A hero of democracy finally got his due.
The Board of Elections honored poll coordinator Stanley Denker this week for remaining at work on Election Day even after he was mugged and brutally assaulted on his way to a Greenpoint polling site that morning.
Denker, 73, received a Proclamation for Extraordinary Service on Tuesday, telling assembled reporters that he experienced “a lot of pain” from the episode.
“As you can see right now, even my cheek is still swollen and eyes are still swollen,” said Denker. “But the pain of not being there, especially with a very important election for governor, would be reflected back to the Board of Elections. That pain would have been greater.”
You decide: On Nov. 2 at 5:20 am, two thugs viciously grabbed Denker as he turned the corner at Calyer and Leonard streets on his way toward the McGuinness Senior Center polling site.
One perp put Denker in a headlock while the other looked for his wallet — but the thug began punching Denker in the face when he couldn’t quickly find the billfold.
The perps fled when a coworker screamed, leaving Denker, dribbling blood on his jacket and election forms, on the sidewalk.
When an ambulance came a few minutes later, a medic patched him up and police urged Denker to go home, but he refused, heading to the polls for a 14-hour shift until voting ended at 9 pm.
Board of Elections President Julie Dent said that the board chose to honor Denker because of his extraordinary commitment.
“He put democracy and voters ahead of his own self by continuing to work after he was mugged and beaten,” said Dent. “He did a wonderful job.”

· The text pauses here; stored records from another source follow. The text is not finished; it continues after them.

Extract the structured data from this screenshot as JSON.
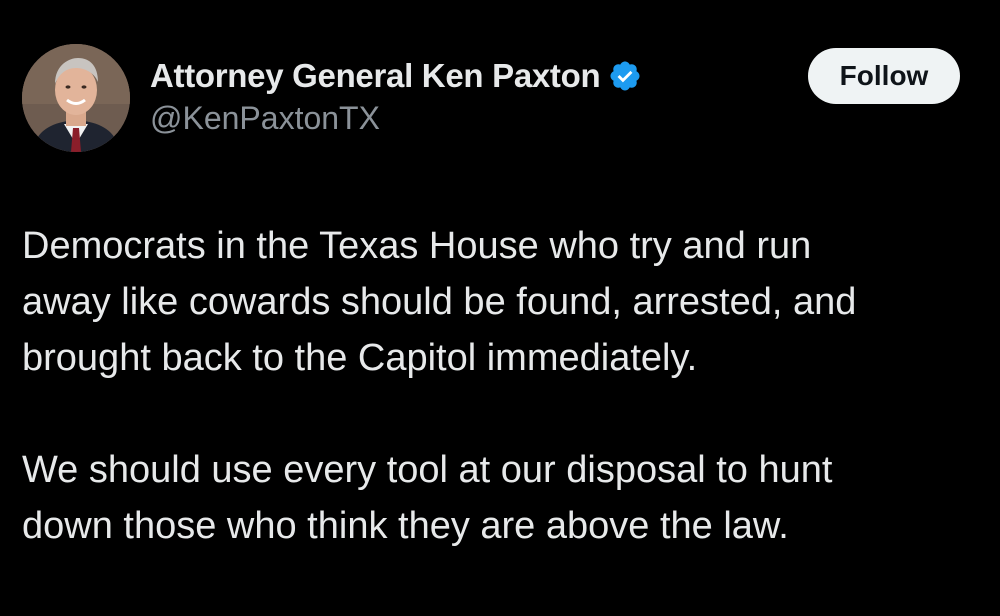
{
  "author": {
    "display_name": "Attorney General Ken Paxton",
    "handle": "@KenPaxtonTX",
    "verified_icon": "verified-badge-icon",
    "verified_color": "#1d9bf0"
  },
  "follow_button": {
    "label": "Follow"
  },
  "tweet": {
    "paragraphs": [
      "Democrats in the Texas House who try and run\naway like cowards should be found, arrested, and\nbrought back to the Capitol immediately.",
      "We should use every tool at our disposal to hunt\ndown those who think they are above the law."
    ]
  },
  "colors": {
    "background": "#000000",
    "text_primary": "#e7e9ea",
    "text_secondary": "#8b9299",
    "button_bg": "#eff3f4",
    "button_text": "#0f1419"
  }
}
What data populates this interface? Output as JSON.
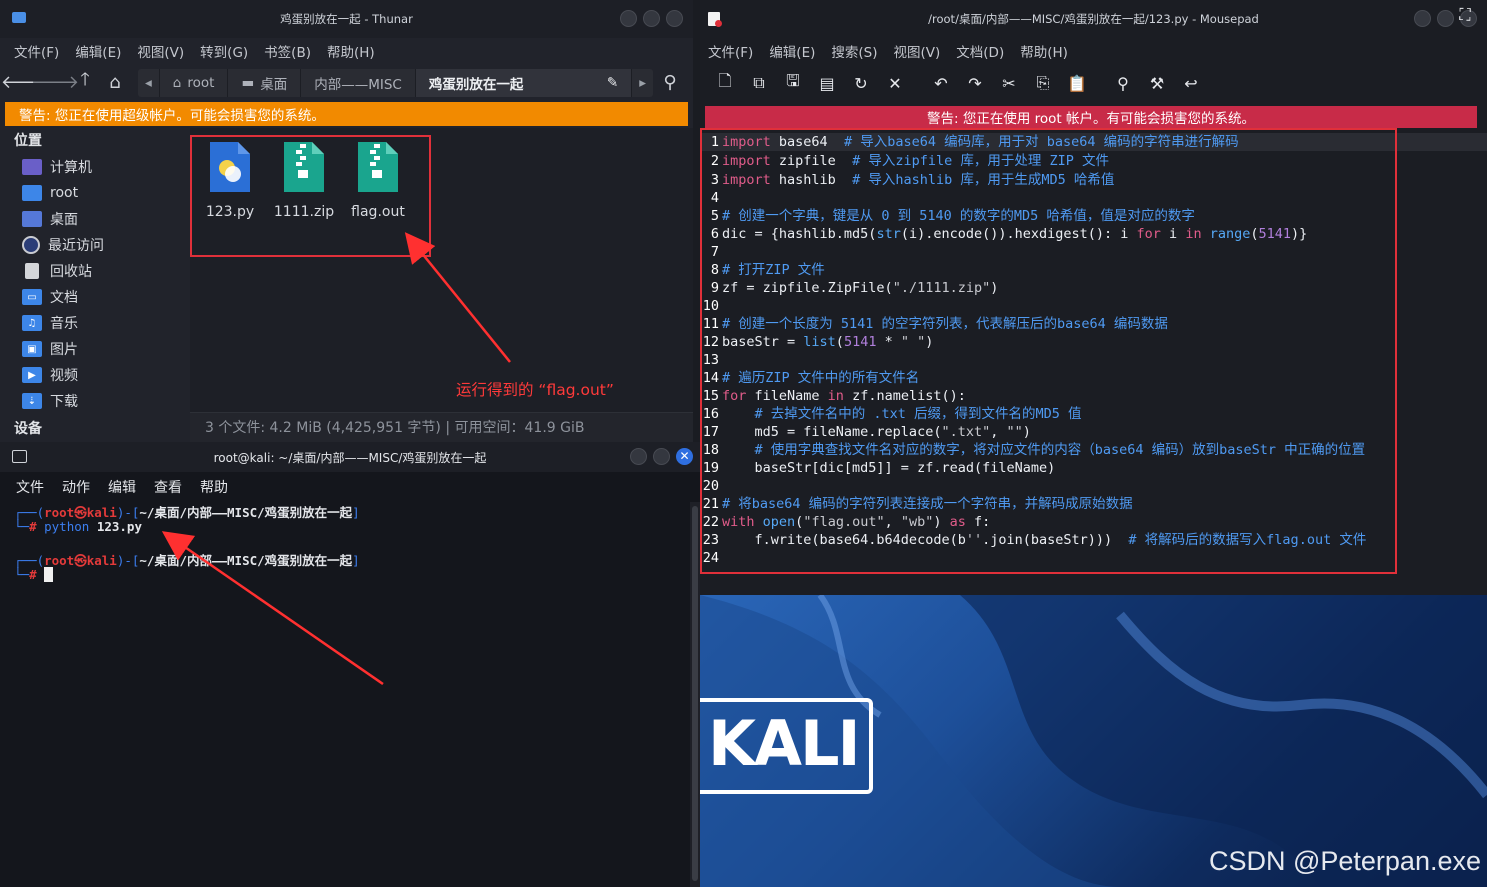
{
  "thunar": {
    "title": "鸡蛋别放在一起 - Thunar",
    "menu": [
      "文件(F)",
      "编辑(E)",
      "视图(V)",
      "转到(G)",
      "书签(B)",
      "帮助(H)"
    ],
    "breadcrumbs": [
      "root",
      "桌面",
      "内部——MISC",
      "鸡蛋别放在一起"
    ],
    "warning": "警告: 您正在使用超级帐户。可能会损害您的系统。",
    "places_header": "位置",
    "places": [
      "计算机",
      "root",
      "桌面",
      "最近访问",
      "回收站",
      "文档",
      "音乐",
      "图片",
      "视频",
      "下载"
    ],
    "devices_header": "设备",
    "files": [
      "123.py",
      "1111.zip",
      "flag.out"
    ],
    "status": "3 个文件: 4.2 MiB (4,425,951 字节)  |  可用空间：41.9 GiB",
    "annotation": "运行得到的 “flag.out”"
  },
  "mousepad": {
    "title": "/root/桌面/内部——MISC/鸡蛋别放在一起/123.py - Mousepad",
    "menu": [
      "文件(F)",
      "编辑(E)",
      "搜索(S)",
      "视图(V)",
      "文档(D)",
      "帮助(H)"
    ],
    "warning": "警告: 您正在使用 root 帐户。有可能会损害您的系统。",
    "line_numbers": [
      "1",
      "2",
      "3",
      "4",
      "5",
      "6",
      "7",
      "8",
      "9",
      "10",
      "11",
      "12",
      "13",
      "14",
      "15",
      "16",
      "17",
      "18",
      "19",
      "20",
      "21",
      "22",
      "23",
      "24"
    ],
    "code": {
      "l1": {
        "kw": "import",
        "rest": " base64  ",
        "cm": "# 导入base64 编码库，用于对 base64 编码的字符串进行解码"
      },
      "l2": {
        "kw": "import",
        "rest": " zipfile  ",
        "cm": "# 导入zipfile 库，用于处理 ZIP 文件"
      },
      "l3": {
        "kw": "import",
        "rest": " hashlib  ",
        "cm": "# 导入hashlib 库，用于生成MD5 哈希值"
      },
      "l5": {
        "cm": "# 创建一个字典，键是从 0 到 5140 的数字的MD5 哈希值，值是对应的数字"
      },
      "l6": {
        "a": "dic = {hashlib.md5(",
        "fn1": "str",
        "b": "(i).encode()).hexdigest(): i ",
        "kw1": "for",
        "c": " i ",
        "kw2": "in",
        "d": " ",
        "fn2": "range",
        "e": "(",
        "num": "5141",
        "f": ")}"
      },
      "l8": {
        "cm": "# 打开ZIP 文件"
      },
      "l9": {
        "a": "zf = zipfile.ZipFile(",
        "st": "\"./1111.zip\"",
        "b": ")"
      },
      "l11": {
        "cm": "# 创建一个长度为 5141 的空字符列表，代表解压后的base64 编码数据"
      },
      "l12": {
        "a": "baseStr = ",
        "fn": "list",
        "b": "(",
        "num": "5141",
        "c": " * ",
        "st": "\" \"",
        "d": ")"
      },
      "l14": {
        "cm": "# 遍历ZIP 文件中的所有文件名"
      },
      "l15": {
        "kw1": "for",
        "a": " fileName ",
        "kw2": "in",
        "b": " zf.namelist():"
      },
      "l16": {
        "cm": "    # 去掉文件名中的 .txt 后缀，得到文件名的MD5 值"
      },
      "l17": {
        "a": "    md5 = fileName.replace(",
        "st1": "\".txt\"",
        "b": ", ",
        "st2": "\"\"",
        "c": ")"
      },
      "l18": {
        "cm": "    # 使用字典查找文件名对应的数字，将对应文件的内容（base64 编码）放到baseStr 中正确的位置"
      },
      "l19": {
        "a": "    baseStr[dic[md5]] = zf.read(fileName)"
      },
      "l21": {
        "cm": "# 将base64 编码的字符列表连接成一个字符串，并解码成原始数据"
      },
      "l22": {
        "kw1": "with",
        "a": " ",
        "fn": "open",
        "b": "(",
        "st1": "\"flag.out\"",
        "c": ", ",
        "st2": "\"wb\"",
        "d": ") ",
        "kw2": "as",
        "e": " f:"
      },
      "l23": {
        "a": "    f.write(base64.b64decode(b",
        "st": "''",
        "b": ".join(baseStr)))  ",
        "cm": "# 将解码后的数据写入flag.out 文件"
      }
    }
  },
  "terminal": {
    "title": "root@kali: ~/桌面/内部——MISC/鸡蛋别放在一起",
    "menu": [
      "文件",
      "动作",
      "编辑",
      "查看",
      "帮助"
    ],
    "prompt_user": "root㉿kali",
    "prompt_path": "~/桌面/内部——MISC/鸡蛋别放在一起",
    "command_word": "python",
    "command_arg": "123.py"
  },
  "wallpaper": {
    "logo_text": "KALI",
    "watermark": "CSDN @Peterpan.exe"
  }
}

The heroism also earned Denker the front page of last week’s Williamsburg Courier — and an important footnote in the ongoing history of American democracy.